Peter Espeut | A more genuine Christmas this year
Christmas belongs to Christians, who created the feast to celebrate the great mystery of the Incarnation. The idea that God could take on flesh and become human is unthinkable to the Jewish mind: God – pure spirit – was “wholly other” to fleshy humanity. How could the creator who existed above matter (transcendence) actually become part of his creation (immanence)?
Worse: how could God – the author of all life – die? If God becoming human was an illogical contradiction, the execution of God by humanity was pure poppycock and nonsense! Paul of Tarsus – that great Jewish scholar and Pharisee – put it well: “we preach Christ crucified, a stumbling block to the Jews and foolishness to the Gentiles”.
The biblical doctrine of the Incarnation [“The Word became flesh and dwelt amongst us” (John 1:14)] has indeed been a stumbling block for centuries. Just as there are many who deny that Jesus is true God, there are even more who do not believe that he is true man. Those many who teach that human beings are fundamentally evil, with carnal minds, could never believe that Jesus is genuinely human; they believe that his humanity is overpowered by his divinity and, therefore, he is not really human like us.

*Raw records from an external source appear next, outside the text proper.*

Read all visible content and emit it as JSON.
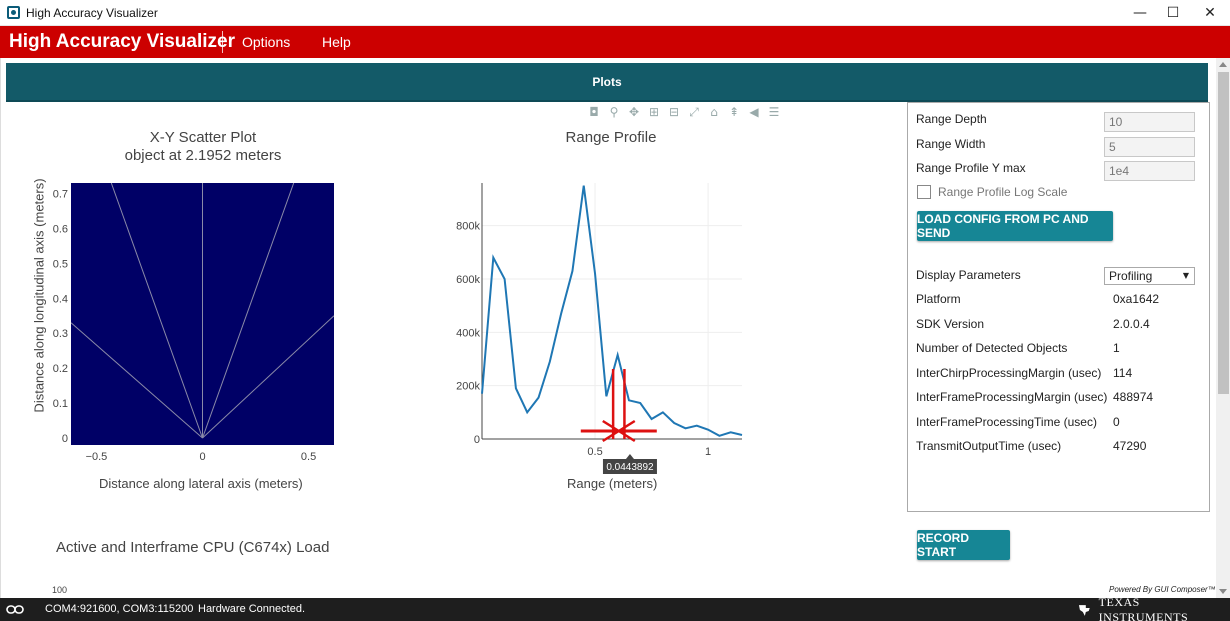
{
  "window": {
    "title": "High Accuracy Visualizer",
    "minimize_glyph": "—",
    "maximize_glyph": "☐",
    "close_glyph": "✕"
  },
  "menubar": {
    "brand": "High Accuracy Visualizer",
    "items": [
      "Options",
      "Help"
    ],
    "color": "#cc0000"
  },
  "tabs": {
    "active": "Plots",
    "color": "#135a68"
  },
  "modebar": {
    "icons": [
      "camera-icon",
      "zoom-icon",
      "pan-icon",
      "zoom-in-icon",
      "zoom-out-icon",
      "autoscale-icon",
      "reset-axes-icon",
      "spike-lines-icon",
      "hover-closest-icon",
      "hover-compare-icon"
    ]
  },
  "scatter": {
    "title_line1": "X-Y Scatter Plot",
    "title_line2": "object at 2.1952 meters",
    "xlabel": "Distance along lateral axis (meters)",
    "ylabel": "Distance along longitudinal axis (meters)",
    "xticks": [
      "−0.5",
      "0",
      "0.5"
    ],
    "yticks": [
      "0",
      "0.1",
      "0.2",
      "0.3",
      "0.4",
      "0.5",
      "0.6",
      "0.7"
    ],
    "background": "#000066"
  },
  "range_profile": {
    "title": "Range Profile",
    "xlabel": "Range (meters)",
    "xticks": [
      "0.5",
      "1"
    ],
    "yticks": [
      "0",
      "200k",
      "400k",
      "600k",
      "800k"
    ],
    "hover_label": "0.0443892",
    "line_color": "#1f77b4",
    "marker_color": "#dd1111"
  },
  "cpu_load": {
    "title": "Active and Interframe  CPU (C674x) Load",
    "ytick_top": "100"
  },
  "panel": {
    "range_depth_label": "Range Depth",
    "range_depth_value": "10",
    "range_width_label": "Range Width",
    "range_width_value": "5",
    "range_ymax_label": "Range Profile Y max",
    "range_ymax_value": "1e4",
    "log_scale_label": "Range Profile Log Scale",
    "load_button": "LOAD CONFIG FROM PC AND SEND",
    "display_params_label": "Display Parameters",
    "display_params_value": "Profiling",
    "rows": [
      {
        "label": "Platform",
        "value": "0xa1642"
      },
      {
        "label": "SDK Version",
        "value": "2.0.0.4"
      },
      {
        "label": "Number of Detected Objects",
        "value": "1"
      },
      {
        "label": "InterChirpProcessingMargin (usec)",
        "value": "114"
      },
      {
        "label": "InterFrameProcessingMargin (usec)",
        "value": "488974"
      },
      {
        "label": "InterFrameProcessingTime (usec)",
        "value": "0"
      },
      {
        "label": "TransmitOutputTime (usec)",
        "value": "47290"
      }
    ]
  },
  "record_button": "RECORD START",
  "powered_by": "Powered By GUI Composer™",
  "statusbar": {
    "ports": "COM4:921600, COM3:115200",
    "connection": "Hardware Connected.",
    "brand": "TEXAS INSTRUMENTS"
  },
  "chart_data": [
    {
      "type": "scatter",
      "title": "X-Y Scatter Plot",
      "subtitle": "object at 2.1952 meters",
      "xlabel": "Distance along lateral axis (meters)",
      "ylabel": "Distance along longitudinal axis (meters)",
      "xlim": [
        -0.62,
        0.62
      ],
      "ylim": [
        -0.02,
        0.73
      ],
      "x": [],
      "y": [],
      "sector_lines": [
        {
          "x": [
            0,
            -0.43
          ],
          "y": [
            0,
            0.73
          ]
        },
        {
          "x": [
            0,
            0.43
          ],
          "y": [
            0,
            0.73
          ]
        },
        {
          "x": [
            0,
            -0.62
          ],
          "y": [
            0,
            0.33
          ]
        },
        {
          "x": [
            0,
            0.62
          ],
          "y": [
            0,
            0.35
          ]
        },
        {
          "x": [
            0,
            0
          ],
          "y": [
            0,
            0.73
          ]
        }
      ]
    },
    {
      "type": "line",
      "title": "Range Profile",
      "xlabel": "Range (meters)",
      "ylabel": "",
      "xlim": [
        0,
        1.15
      ],
      "ylim": [
        0,
        960000
      ],
      "x": [
        0.0,
        0.05,
        0.1,
        0.15,
        0.2,
        0.25,
        0.3,
        0.35,
        0.4,
        0.45,
        0.5,
        0.55,
        0.6,
        0.65,
        0.7,
        0.75,
        0.8,
        0.85,
        0.9,
        0.95,
        1.0,
        1.05,
        1.1,
        1.15
      ],
      "y": [
        170000,
        680000,
        600000,
        190000,
        100000,
        155000,
        290000,
        470000,
        630000,
        950000,
        620000,
        160000,
        315000,
        145000,
        135000,
        75000,
        100000,
        60000,
        40000,
        50000,
        35000,
        12000,
        25000,
        15000
      ],
      "markers": [
        0.58,
        0.63
      ]
    }
  ]
}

If God became truly human, then humanity is fundamentally good, since God is the essence of goodness. Jesus could have sinned but did not – not because he was God but because he was fully human. He used his gift of free will – the same gift given to every human – to always choose to do what is right. Our challenge as Christians is to take Jesus as our model – to become as fully human as we can be, by using our free will to choose correctly in every situation. We are truly created in the image and likeness of God.
LIBERATION FROM THE EVIL
God becoming human is therefore something to celebrate robustly, for that event announces the liberation of humanity from the clutches of the evil one. It is indeed good news – glad tidings of great joy! What a gift!
Mainstream Christianity is clear that Jesus was not born on December 25; no one knows when Jesus was born – not even the time of year. But since we wish to celebrate the Incarnation, a day was selected using theological criteria.
Theologically (and poetically), the world was said to be in darkness before the coming of the Redeemer, who would be the light of the world (see John 1). The darkest day of every year (the day with the longest night) is December 21 (the winter solstice), and so it made sense to celebrate Christmas after that day – when (poetically) the light began to conquer the darkness.
Different cultural practices grew up around the celebration of Christmas in Europe and elsewhere. In countries with snow in December, evergreen trees are a stark and beautiful symbol of life in the midst of forests of bare leafless trees. Evergreen trees became a symbol of life amidst death – a perfect symbol to be associated with Christmas.
We have no snow in Jamaica, but we imported the tradition of Christmas trees anyway, along with other Christmas traditions from other lands, including the singing of Christmas songs (carols), Christmas dinner, and gift-giving. Many Jamaicans not so close to religious practice identify Christmas less with the Incarnation and its profound implications, and more with lights, food, drink, Grand Market, and Christmas bonuses. “Christmas a come, me wan’ mi lama”. One could say that pagans have captured Christmas, and turned it into a marketplace and a festival of bacchanalia.
COVID-19 restrictions – including small parties or no parties, and early nightly curfews – will cause a dramatic reduction in Christmas merriment this year, causing some to wonder if their ‘Christmas’ is being cancelled.
But far from it, this is likely to mean that Christmas celebrations this year will be focused on the original Christmas story, church services, and small family gatherings. A reduction in the peripherals and an emphasis on the essentials is likely to mean a more genuine Christmas this year.
Peter Espeut is a sociologist and a Roman Catholic deacon. Send feedback to email@example.com